:: Material for this task

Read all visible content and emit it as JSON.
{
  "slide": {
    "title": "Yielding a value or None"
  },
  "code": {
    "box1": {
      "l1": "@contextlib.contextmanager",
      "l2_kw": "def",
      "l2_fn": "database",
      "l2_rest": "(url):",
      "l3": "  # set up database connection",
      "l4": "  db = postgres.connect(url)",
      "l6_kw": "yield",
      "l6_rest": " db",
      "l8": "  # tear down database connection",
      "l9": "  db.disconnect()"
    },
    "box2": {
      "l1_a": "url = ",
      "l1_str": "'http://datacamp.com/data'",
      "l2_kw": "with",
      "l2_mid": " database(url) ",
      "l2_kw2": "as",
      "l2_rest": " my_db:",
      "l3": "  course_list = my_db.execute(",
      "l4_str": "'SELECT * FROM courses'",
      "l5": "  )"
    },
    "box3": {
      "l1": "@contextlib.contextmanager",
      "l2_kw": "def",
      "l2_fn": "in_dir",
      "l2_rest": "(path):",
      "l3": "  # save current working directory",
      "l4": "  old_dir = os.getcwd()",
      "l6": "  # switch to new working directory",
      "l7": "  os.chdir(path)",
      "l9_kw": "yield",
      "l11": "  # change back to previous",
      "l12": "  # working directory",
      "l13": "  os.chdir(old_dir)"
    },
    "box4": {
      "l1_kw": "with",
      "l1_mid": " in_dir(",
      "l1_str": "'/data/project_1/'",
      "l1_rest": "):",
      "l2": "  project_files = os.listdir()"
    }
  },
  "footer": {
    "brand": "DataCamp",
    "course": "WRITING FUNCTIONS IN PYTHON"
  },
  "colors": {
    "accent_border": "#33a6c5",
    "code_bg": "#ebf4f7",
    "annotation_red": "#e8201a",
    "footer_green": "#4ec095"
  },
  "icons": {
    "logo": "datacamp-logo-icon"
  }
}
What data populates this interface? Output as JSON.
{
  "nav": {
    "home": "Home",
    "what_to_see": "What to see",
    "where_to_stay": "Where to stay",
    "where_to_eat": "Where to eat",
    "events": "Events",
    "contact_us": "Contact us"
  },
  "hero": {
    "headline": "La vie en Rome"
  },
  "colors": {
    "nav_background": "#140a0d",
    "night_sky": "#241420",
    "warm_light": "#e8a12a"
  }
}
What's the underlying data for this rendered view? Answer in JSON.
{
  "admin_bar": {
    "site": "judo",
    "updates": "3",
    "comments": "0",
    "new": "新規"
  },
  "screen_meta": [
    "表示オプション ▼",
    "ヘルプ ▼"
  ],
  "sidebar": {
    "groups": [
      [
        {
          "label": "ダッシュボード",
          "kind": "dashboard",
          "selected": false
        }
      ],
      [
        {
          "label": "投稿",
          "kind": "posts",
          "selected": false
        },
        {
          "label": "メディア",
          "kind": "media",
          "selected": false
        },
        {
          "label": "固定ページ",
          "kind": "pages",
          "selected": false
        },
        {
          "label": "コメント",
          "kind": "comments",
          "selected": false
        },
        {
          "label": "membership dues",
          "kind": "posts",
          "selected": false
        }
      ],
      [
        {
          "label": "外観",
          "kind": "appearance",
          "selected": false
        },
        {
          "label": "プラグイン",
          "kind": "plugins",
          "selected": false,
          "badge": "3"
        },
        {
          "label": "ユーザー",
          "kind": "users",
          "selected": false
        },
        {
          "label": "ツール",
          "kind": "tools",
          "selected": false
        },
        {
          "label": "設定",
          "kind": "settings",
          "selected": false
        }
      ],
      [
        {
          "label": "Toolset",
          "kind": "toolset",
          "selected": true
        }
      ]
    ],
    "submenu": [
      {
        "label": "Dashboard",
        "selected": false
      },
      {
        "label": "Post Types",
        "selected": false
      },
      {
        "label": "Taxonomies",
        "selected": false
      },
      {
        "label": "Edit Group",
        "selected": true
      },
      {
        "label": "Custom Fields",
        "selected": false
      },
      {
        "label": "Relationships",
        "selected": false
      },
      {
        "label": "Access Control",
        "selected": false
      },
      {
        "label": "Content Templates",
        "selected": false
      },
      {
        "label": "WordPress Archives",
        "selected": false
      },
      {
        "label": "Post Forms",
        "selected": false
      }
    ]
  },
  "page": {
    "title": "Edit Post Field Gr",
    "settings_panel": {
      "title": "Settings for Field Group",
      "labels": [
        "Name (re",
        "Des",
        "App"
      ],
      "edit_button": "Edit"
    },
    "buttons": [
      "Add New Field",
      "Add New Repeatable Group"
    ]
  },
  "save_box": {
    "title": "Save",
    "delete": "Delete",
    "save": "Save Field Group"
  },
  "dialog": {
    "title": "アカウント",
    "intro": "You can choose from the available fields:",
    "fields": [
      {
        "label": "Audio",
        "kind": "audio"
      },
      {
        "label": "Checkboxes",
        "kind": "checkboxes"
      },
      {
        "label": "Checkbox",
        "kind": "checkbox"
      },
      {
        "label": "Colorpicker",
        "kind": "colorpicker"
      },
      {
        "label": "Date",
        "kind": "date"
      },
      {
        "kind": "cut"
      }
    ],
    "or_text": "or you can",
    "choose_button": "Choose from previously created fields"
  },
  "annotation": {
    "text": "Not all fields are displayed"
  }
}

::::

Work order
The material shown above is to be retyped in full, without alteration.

Answer area
Read all visible content and emit it as JSON.
{
  "slide": {
    "title": "Yielding a value or None"
  },
  "code": {
    "box1": {
      "l1": "@contextlib.contextmanager",
      "l2_kw": "def",
      "l2_fn": "database",
      "l2_rest": "(url):",
      "l3": "  # set up database connection",
      "l4": "  db = postgres.connect(url)",
      "l6_kw": "yield",
      "l6_rest": " db",
      "l8": "  # tear down database connection",
      "l9": "  db.disconnect()"
    },
    "box2": {
      "l1_a": "url = ",
      "l1_str": "'http://datacamp.com/data'",
      "l2_kw": "with",
      "l2_mid": " database(url) ",
      "l2_kw2": "as",
      "l2_rest": " my_db:",
      "l3": "  course_list = my_db.execute(",
      "l4_str": "'SELECT * FROM courses'",
      "l5": "  )"
    },
    "box3": {
      "l1": "@contextlib.contextmanager",
      "l2_kw": "def",
      "l2_fn": "in_dir",
      "l2_rest": "(path):",
      "l3": "  # save current working directory",
      "l4": "  old_dir = os.getcwd()",
      "l6": "  # switch to new working directory",
      "l7": "  os.chdir(path)",
      "l9_kw": "yield",
      "l11": "  # change back to previous",
      "l12": "  # working directory",
      "l13": "  os.chdir(old_dir)"
    },
    "box4": {
      "l1_kw": "with",
      "l1_mid": " in_dir(",
      "l1_str": "'/data/project_1/'",
      "l1_rest": "):",
      "l2": "  project_files = os.listdir()"
    }
  },
  "footer": {
    "brand": "DataCamp",
    "course": "WRITING FUNCTIONS IN PYTHON"
  },
  "colors": {
    "accent_border": "#33a6c5",
    "code_bg": "#ebf4f7",
    "annotation_red": "#e8201a",
    "footer_green": "#4ec095"
  },
  "icons": {
    "logo": "datacamp-logo-icon"
  }
}
What data populates this interface? Output as JSON.
{
  "nav": {
    "home": "Home",
    "what_to_see": "What to see",
    "where_to_stay": "Where to stay",
    "where_to_eat": "Where to eat",
    "events": "Events",
    "contact_us": "Contact us"
  },
  "hero": {
    "headline": "La vie en Rome"
  },
  "colors": {
    "nav_background": "#140a0d",
    "night_sky": "#241420",
    "warm_light": "#e8a12a"
  }
}
What's the underlying data for this rendered view? Answer in JSON.
{
  "admin_bar": {
    "site": "judo",
    "updates": "3",
    "comments": "0",
    "new": "新規"
  },
  "screen_meta": [
    "表示オプション ▼",
    "ヘルプ ▼"
  ],
  "sidebar": {
    "groups": [
      [
        {
          "label": "ダッシュボード",
          "kind": "dashboard",
          "selected": false
        }
      ],
      [
        {
          "label": "投稿",
          "kind": "posts",
          "selected": false
        },
        {
          "label": "メディア",
          "kind": "media",
          "selected": false
        },
        {
          "label": "固定ページ",
          "kind": "pages",
          "selected": false
        },
        {
          "label": "コメント",
          "kind": "comments",
          "selected": false
        },
        {
          "label": "membership dues",
          "kind": "posts",
          "selected": false
        }
      ],
      [
        {
          "label": "外観",
          "kind": "appearance",
          "selected": false
        },
        {
          "label": "プラグイン",
          "kind": "plugins",
          "selected": false,
          "badge": "3"
        },
        {
          "label": "ユーザー",
          "kind": "users",
          "selected": false
        },
        {
          "label": "ツール",
          "kind": "tools",
          "selected": false
        },
        {
          "label": "設定",
          "kind": "settings",
          "selected": false
        }
      ],
      [
        {
          "label": "Toolset",
          "kind": "toolset",
          "selected": true
        }
      ]
    ],
    "submenu": [
      {
        "label": "Dashboard",
        "selected": false
      },
      {
        "label": "Post Types",
        "selected": false
      },
      {
        "label": "Taxonomies",
        "selected": false
      },
      {
        "label": "Edit Group",
        "selected": true
      },
      {
        "label": "Custom Fields",
        "selected": false
      },
      {
        "label": "Relationships",
        "selected": false
      },
      {
        "label": "Access Control",
        "selected": false
      },
      {
        "label": "Content Templates",
        "selected": false
      },
      {
        "label": "WordPress Archives",
        "selected": false
      },
      {
        "label": "Post Forms",
        "selected": false
      }
    ]
  },
  "page": {
    "title": "Edit Post Field Gr",
    "settings_panel": {
      "title": "Settings for Field Group",
      "labels": [
        "Name (re",
        "Des",
        "App"
      ],
      "edit_button": "Edit"
    },
    "buttons": [
      "Add New Field",
      "Add New Repeatable Group"
    ]
  },
  "save_box": {
    "title": "Save",
    "delete": "Delete",
    "save": "Save Field Group"
  },
  "dialog": {
    "title": "アカウント",
    "intro": "You can choose from the available fields:",
    "fields": [
      {
        "label": "Audio",
        "kind": "audio"
      },
      {
        "label": "Checkboxes",
        "kind": "checkboxes"
      },
      {
        "label": "Checkbox",
        "kind": "checkbox"
      },
      {
        "label": "Colorpicker",
        "kind": "colorpicker"
      },
      {
        "label": "Date",
        "kind": "date"
      },
      {
        "kind": "cut"
      }
    ],
    "or_text": "or you can",
    "choose_button": "Choose from previously created fields"
  },
  "annotation": {
    "text": "Not all fields are displayed"
  }
}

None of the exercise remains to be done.